The incoming Cleveland State freshman, joined by his parents and girlfriend, attended Tennessee's "Meet Your Seats" event at Neyland on Wednesday.
Fans who already purchased season tickets could locate their spots. Those in the market could browse remaining options. New buyers like Blake Gentry were treated to a tour of the UT locker room after their purchases were complete.
"I do work pretty hard for my money," he said. "But Tennessee football, that's what I live for. And that's what I'll put my money toward any day. I see a lot of good things coming out of this team. Maybe not this coming year, but next year for sure."
He's not alone.
As of Wednesday, Tennessee had sold about 59,000 football season tickets, senior associate athletic director for external operations Chris Fuller told the News Sentinel.
Fuller expects to pass the 60,000 mark before the Vols kick off against Utah State at Neyland on Aug. 31.
UT hasn't sold 60,000 season tickets since it sold 63,362 in 2011, according to records Fuller provided to the News Sentinel.
"That still leaves us considerably below our high-water point," Fuller said. "But it really is a testament to how strong people feel about Coach (Butch) Jones and his staff. I think they've gotten really fired up about our recruiting efforts. I think it's also a testament to people on staff here."
Fuller said UT's record-high for season tickets sold surpassed 76,000 in the early 2000s, before seating in Neyland shifted to add more premium options.
The Vols' recent lack of success on the field caused a drastic slide.
Season ticket sales dipped below 70,000 in 2009. They fell below 60,000 in 2012. Last year UT sold 57,499.
While 2014 sales are not yet finalized, UT has already snapped a downward trend that dates back to 2005.
Fuller also has seen progress in the sale of premium seating. He said skyboxes sold out sooner this year than last. His records show UT has already sold 101 more terrace seats and 22 more club seats than it did last year.
"The excitement is there," said Blake Johnson, the Tennessee Fund senior director of development, who helped Blake Gentry buy tickets Wednesday. "People recognize. They look back at last year's big wins or the almost-wins and see the progress. If you ask any of us that have been around here a while, there's a different feeling around here."

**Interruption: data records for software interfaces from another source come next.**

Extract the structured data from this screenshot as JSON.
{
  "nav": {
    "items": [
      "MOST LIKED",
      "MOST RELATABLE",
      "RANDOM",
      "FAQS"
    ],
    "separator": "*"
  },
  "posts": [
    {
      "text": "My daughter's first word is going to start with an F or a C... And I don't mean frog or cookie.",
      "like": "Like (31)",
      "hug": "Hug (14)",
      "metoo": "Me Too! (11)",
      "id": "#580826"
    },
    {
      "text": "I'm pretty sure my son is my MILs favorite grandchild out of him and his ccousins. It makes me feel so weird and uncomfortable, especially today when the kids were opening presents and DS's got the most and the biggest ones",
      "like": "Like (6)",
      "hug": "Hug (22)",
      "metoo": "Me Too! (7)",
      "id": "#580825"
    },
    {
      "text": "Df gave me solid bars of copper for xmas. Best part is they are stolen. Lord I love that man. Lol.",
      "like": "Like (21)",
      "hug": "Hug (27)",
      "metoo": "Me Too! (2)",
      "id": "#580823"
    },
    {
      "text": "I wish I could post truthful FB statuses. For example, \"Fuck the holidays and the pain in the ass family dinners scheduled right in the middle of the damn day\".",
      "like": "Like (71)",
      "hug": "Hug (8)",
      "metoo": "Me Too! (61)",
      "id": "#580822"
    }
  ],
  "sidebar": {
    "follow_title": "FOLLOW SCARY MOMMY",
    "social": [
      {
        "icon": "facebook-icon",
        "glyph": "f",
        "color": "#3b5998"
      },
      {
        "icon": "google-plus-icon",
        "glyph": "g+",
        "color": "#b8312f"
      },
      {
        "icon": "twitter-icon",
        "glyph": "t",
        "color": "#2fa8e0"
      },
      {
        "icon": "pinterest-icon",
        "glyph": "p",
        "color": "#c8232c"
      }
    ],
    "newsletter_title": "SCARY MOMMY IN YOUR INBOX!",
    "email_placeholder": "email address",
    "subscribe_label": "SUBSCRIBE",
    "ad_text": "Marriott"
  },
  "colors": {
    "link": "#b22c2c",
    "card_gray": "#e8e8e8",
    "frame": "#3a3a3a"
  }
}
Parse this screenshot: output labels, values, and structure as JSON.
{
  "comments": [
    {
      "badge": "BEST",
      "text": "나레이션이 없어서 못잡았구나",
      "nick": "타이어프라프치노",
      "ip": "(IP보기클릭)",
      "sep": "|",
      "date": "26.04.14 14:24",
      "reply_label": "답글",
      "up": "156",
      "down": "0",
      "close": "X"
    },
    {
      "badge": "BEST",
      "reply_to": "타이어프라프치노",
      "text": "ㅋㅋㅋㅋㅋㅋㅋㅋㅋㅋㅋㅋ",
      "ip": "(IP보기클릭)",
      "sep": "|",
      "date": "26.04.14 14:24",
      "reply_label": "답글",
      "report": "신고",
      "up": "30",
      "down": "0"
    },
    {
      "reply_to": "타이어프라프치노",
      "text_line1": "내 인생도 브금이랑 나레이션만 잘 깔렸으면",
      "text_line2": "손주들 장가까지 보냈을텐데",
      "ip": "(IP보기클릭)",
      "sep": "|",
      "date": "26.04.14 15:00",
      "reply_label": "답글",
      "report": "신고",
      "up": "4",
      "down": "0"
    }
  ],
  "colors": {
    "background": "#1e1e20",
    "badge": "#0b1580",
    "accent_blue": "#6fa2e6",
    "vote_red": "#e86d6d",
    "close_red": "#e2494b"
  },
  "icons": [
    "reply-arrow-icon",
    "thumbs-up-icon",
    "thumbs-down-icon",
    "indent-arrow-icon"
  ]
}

Blake Gentry says he feels it. It's why he plans to renew.
"I'll definitely keep holding on to these seats," he said. "That's for sure."